David Freyne’s new horror film, The Cured, delivers an entirely new interpretation of what it means to be a zombie, one that just might make it one of the scariest we’ve ever seen.
Several years after a virus transformed people all over the world into cannibalistic monsters, a cure can turn most of the infected back into “regular” humans. The film follows Senan Browne (Sam Keeley) as one of the cured struggling to readjust to human life in Dublin, Ireland.
Rather than mindless zombie hordes unleashing wanton destruction, Freyne’s infected endure a deeply traumatic experience. People essentially become trapped in their own minds. So when the cure does come and they try to resume “normal” lives, they have to live with the memories and guilt of what they did.
“More unique than the idea of the cure itself is that recollection,” Freyne explained to Inverse recently. “They remember everything they did as if seeing through trapped eyes.”
So the film’s fundamental questions then become about identity amidst the horror: “You might not have been in control,” Freyne said, “but if you have the memory of killing, maiming, and slaughtering, how can you really come back from that?”
This analysis is also on full display in The Cured’s short prequel film, The First Wave, in which we see the story of the very first infected person to get the cure, named Abbie.
During a flashback to her time as an infected, Abbie seems to recognize herself in a mirror and reacts with curiosity, much like a rabid wolf might if presented with its reflection. But the illusion is shattered when she hears a little girl whimper behind her. Abbie shrieks with rage she can’t contain, and the shot fades to black. The whole thing is presented as a memory that emerges while Abbie’s recuperating: “The idea is that it would come back as flashes at first, but it is strong recollection,” Freyne explained.
What’s truly compelling about The Cured is its exploration of identity amidst the infection. What was Senan like before he was infected? How did that inform the behavior of his zombie self? And what does that all mean for his life as one of the cured? What might you the viewer be like under these circumstances?
“There’s a higher intelligence happening with the infected with a sense of hierarchy with alphas and betas,” Freyne explained. That dynamic plays out in what we see of Senan and how he interacts with Tom Vaughan-Lawlor’s Conor in both the past and present.
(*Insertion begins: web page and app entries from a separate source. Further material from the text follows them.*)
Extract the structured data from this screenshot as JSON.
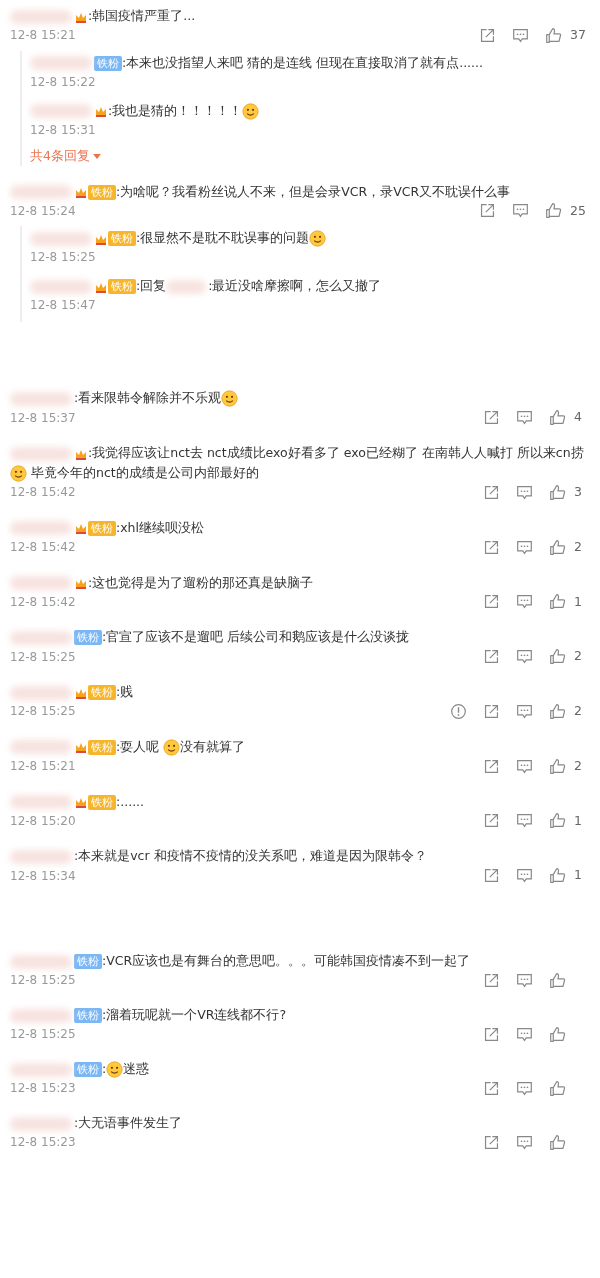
{
  "comments": [
    {
      "badge": {
        "kind": "crown"
      },
      "parts": [
        {
          "kind": "text",
          "text": ":韩国疫情严重了..."
        }
      ],
      "time": "12-8 15:21",
      "likes": "37",
      "replies": [
        {
          "badge": {
            "kind": "blue",
            "label": "铁粉"
          },
          "parts": [
            {
              "kind": "text",
              "text": ":本来也没指望人来吧 猜的是连线 但现在直接取消了就有点......"
            }
          ],
          "time": "12-8 15:22"
        },
        {
          "badge": {
            "kind": "crown"
          },
          "parts": [
            {
              "kind": "text",
              "text": ":我也是猜的！！！！！"
            },
            {
              "kind": "emoji"
            }
          ],
          "time": "12-8 15:31"
        }
      ],
      "more_link": "共4条回复"
    },
    {
      "badge": {
        "kind": "gold",
        "label": "铁粉"
      },
      "parts": [
        {
          "kind": "text",
          "text": ":为啥呢？我看粉丝说人不来，但是会录VCR，录VCR又不耽误什么事"
        }
      ],
      "time": "12-8 15:24",
      "likes": "25",
      "replies": [
        {
          "badge": {
            "kind": "gold",
            "label": "铁粉"
          },
          "parts": [
            {
              "kind": "text",
              "text": ":很显然不是耽不耽误事的问题"
            },
            {
              "kind": "emoji"
            }
          ],
          "time": "12-8 15:25"
        },
        {
          "badge": {
            "kind": "gold",
            "label": "铁粉"
          },
          "parts": [
            {
              "kind": "text",
              "text": ":回复"
            },
            {
              "kind": "hidden"
            },
            {
              "kind": "text",
              "text": ":最近没啥摩擦啊，怎么又撤了"
            }
          ],
          "time": "12-8 15:47"
        }
      ]
    },
    {
      "parts": [
        {
          "kind": "text",
          "text": ":看来限韩令解除并不乐观"
        },
        {
          "kind": "emoji"
        }
      ],
      "time": "12-8 15:37",
      "likes": "4"
    },
    {
      "badge": {
        "kind": "crown"
      },
      "parts": [
        {
          "kind": "text",
          "text": ":我觉得应该让nct去 nct成绩比exo好看多了 exo已经糊了 在南韩人人喊打 所以来cn捞"
        },
        {
          "kind": "emoji"
        },
        {
          "kind": "text",
          "text": " 毕竟今年的nct的成绩是公司内部最好的"
        }
      ],
      "time": "12-8 15:42",
      "likes": "3"
    },
    {
      "badge": {
        "kind": "gold",
        "label": "铁粉"
      },
      "parts": [
        {
          "kind": "text",
          "text": ":xhl继续呗没松"
        }
      ],
      "time": "12-8 15:42",
      "likes": "2"
    },
    {
      "badge": {
        "kind": "crown"
      },
      "parts": [
        {
          "kind": "text",
          "text": ":这也觉得是为了遛粉的那还真是缺脑子"
        }
      ],
      "time": "12-8 15:42",
      "likes": "1"
    },
    {
      "badge": {
        "kind": "blue",
        "label": "铁粉"
      },
      "parts": [
        {
          "kind": "text",
          "text": ":官宣了应该不是遛吧 后续公司和鹅应该是什么没谈拢"
        }
      ],
      "time": "12-8 15:25",
      "likes": "2"
    },
    {
      "badge": {
        "kind": "gold",
        "label": "铁粉"
      },
      "parts": [
        {
          "kind": "text",
          "text": ":贱"
        }
      ],
      "time": "12-8 15:25",
      "likes": "2",
      "report": true
    },
    {
      "badge": {
        "kind": "gold",
        "label": "铁粉"
      },
      "parts": [
        {
          "kind": "text",
          "text": ":耍人呢 "
        },
        {
          "kind": "emoji"
        },
        {
          "kind": "text",
          "text": "没有就算了"
        }
      ],
      "time": "12-8 15:21",
      "likes": "2"
    },
    {
      "badge": {
        "kind": "gold",
        "label": "铁粉"
      },
      "parts": [
        {
          "kind": "text",
          "text": ":......"
        }
      ],
      "time": "12-8 15:20",
      "likes": "1"
    },
    {
      "parts": [
        {
          "kind": "text",
          "text": ":本来就是vcr 和疫情不疫情的没关系吧，难道是因为限韩令？"
        }
      ],
      "time": "12-8 15:34",
      "likes": "1"
    },
    {
      "badge": {
        "kind": "blue",
        "label": "铁粉"
      },
      "parts": [
        {
          "kind": "text",
          "text": ":VCR应该也是有舞台的意思吧。。。可能韩国疫情凑不到一起了"
        }
      ],
      "time": "12-8 15:25"
    },
    {
      "badge": {
        "kind": "blue",
        "label": "铁粉"
      },
      "parts": [
        {
          "kind": "text",
          "text": ":溜着玩呢就一个VR连线都不行?"
        }
      ],
      "time": "12-8 15:25"
    },
    {
      "badge": {
        "kind": "blue",
        "label": "铁粉"
      },
      "parts": [
        {
          "kind": "text",
          "text": ":"
        },
        {
          "kind": "emoji"
        },
        {
          "kind": "text",
          "text": "迷惑"
        }
      ],
      "time": "12-8 15:23"
    },
    {
      "parts": [
        {
          "kind": "text",
          "text": ":大无语事件发生了"
        }
      ],
      "time": "12-8 15:23"
    }
  ]
}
In the world of The Cured, the general public doesn’t understand how much people remember from their time spent as infected. But that doesn’t stop most people from marginalizing them out of fear and grief. That’s where the story gets political in nature.
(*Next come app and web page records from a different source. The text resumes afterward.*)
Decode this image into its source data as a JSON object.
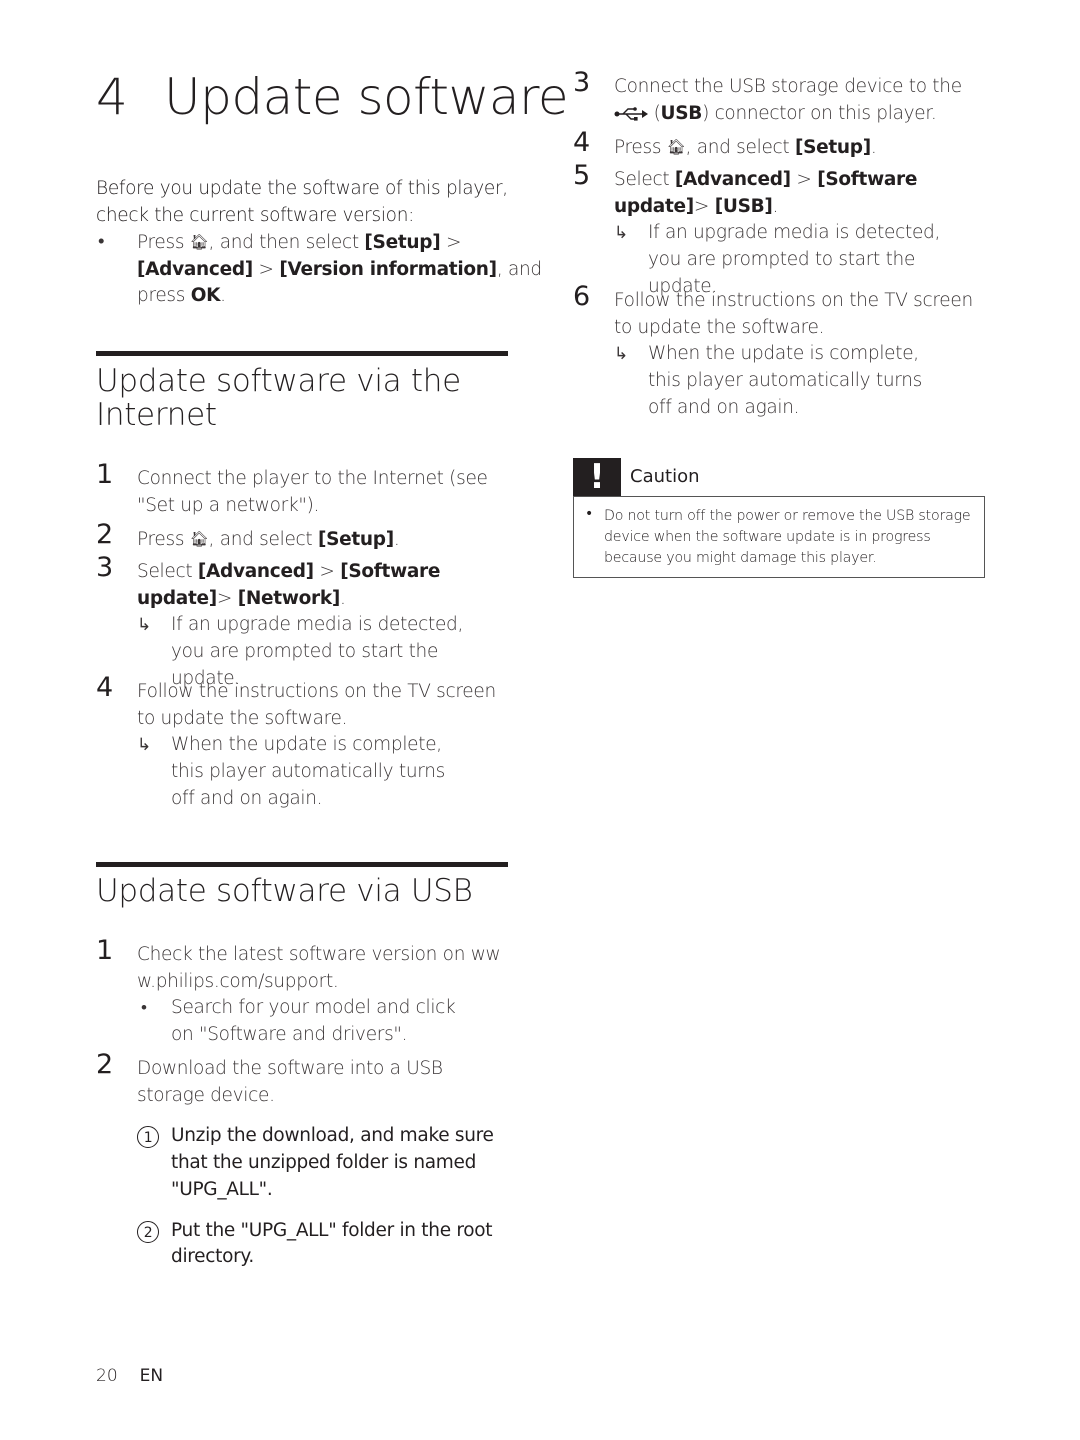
{
  "chapter": {
    "number": "4",
    "title": "Update software"
  },
  "intro": {
    "text": "Before you update the software of this player, check the current software version:",
    "bullet": {
      "pre": "Press ",
      "icon": "home-icon",
      "mid1": ", and then select ",
      "b1": "[Setup]",
      "sep1": " > ",
      "b2": "[Advanced]",
      "sep2": " > ",
      "b3": "[Version information]",
      "mid2": ", and press ",
      "b4": "OK",
      "end": "."
    }
  },
  "internet": {
    "heading": "Update software via the Internet",
    "steps": [
      {
        "n": "1",
        "text": "Connect the player to the Internet (see \"Set up a network\")."
      },
      {
        "n": "2",
        "pre": "Press ",
        "mid": ", and select ",
        "b1": "[Setup]",
        "end": "."
      },
      {
        "n": "3",
        "pre": "Select ",
        "b1": "[Advanced]",
        "sep1": " > ",
        "b2": "[Software update]",
        "sep2": "> ",
        "b3": "[Network]",
        "end": ".",
        "result": "If an upgrade media is detected, you are prompted to start the update."
      },
      {
        "n": "4",
        "text": "Follow the instructions on the TV screen to update the software.",
        "result": "When the update is complete, this player automatically turns off and on again."
      }
    ]
  },
  "usb": {
    "heading": "Update software via USB",
    "steps": [
      {
        "n": "1",
        "text": "Check the latest software version on www.philips.com/support.",
        "bullet": "Search for your model and click on \"Software and drivers\"."
      },
      {
        "n": "2",
        "text": "Download the software into a USB storage device.",
        "substeps": [
          {
            "n": "1",
            "text": "Unzip the download, and make sure that the unzipped folder is named \"UPG_ALL\"."
          },
          {
            "n": "2",
            "text": "Put the \"UPG_ALL\" folder in the root directory."
          }
        ]
      },
      {
        "n": "3",
        "pre": "Connect the USB storage device to the ",
        "icon": "usb-icon",
        "b1": "USB",
        "end": " connector on this player."
      },
      {
        "n": "4",
        "pre": "Press ",
        "mid": ", and select ",
        "b1": "[Setup]",
        "end": "."
      },
      {
        "n": "5",
        "pre": "Select ",
        "b1": "[Advanced]",
        "sep1": " > ",
        "b2": "[Software update]",
        "sep2": "> ",
        "b3": "[USB]",
        "end": ".",
        "result": "If an upgrade media is detected, you are prompted to start the update."
      },
      {
        "n": "6",
        "text": "Follow the instructions on the TV screen to update the software.",
        "result": "When the update is complete, this player automatically turns off and on again."
      }
    ]
  },
  "caution": {
    "icon": "!",
    "label": "Caution",
    "text": "Do not turn off the power or remove the USB storage device when the software update is in progress because you might damage this player."
  },
  "footer": {
    "page": "20",
    "lang": "EN"
  }
}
Senan moves in with his sister-in-law Abbie (Ellen Page), a journalist trying to document the reintegration of the titular cured. Her own husband seemingly died in the initial outbreak. But Senan also gets pressure from Conor, a politically-minded man that’s also among the cured. He assumed the role of alpha while still infected and as a cured, he’s a politically aggressive leader that rallies others to fight against marginalization.
What could his radicalism do to an already fragile society?
That’s where the film’s drama truly starts, and it’s the exploration of identity amidst societal crisis that gives this zombie a heart unlike anything we’ve really seen before in this subgenre of horror.
The Cured will be released in theaters and VOD February 23, 2018.
Check out the prequel film The First Wave right there: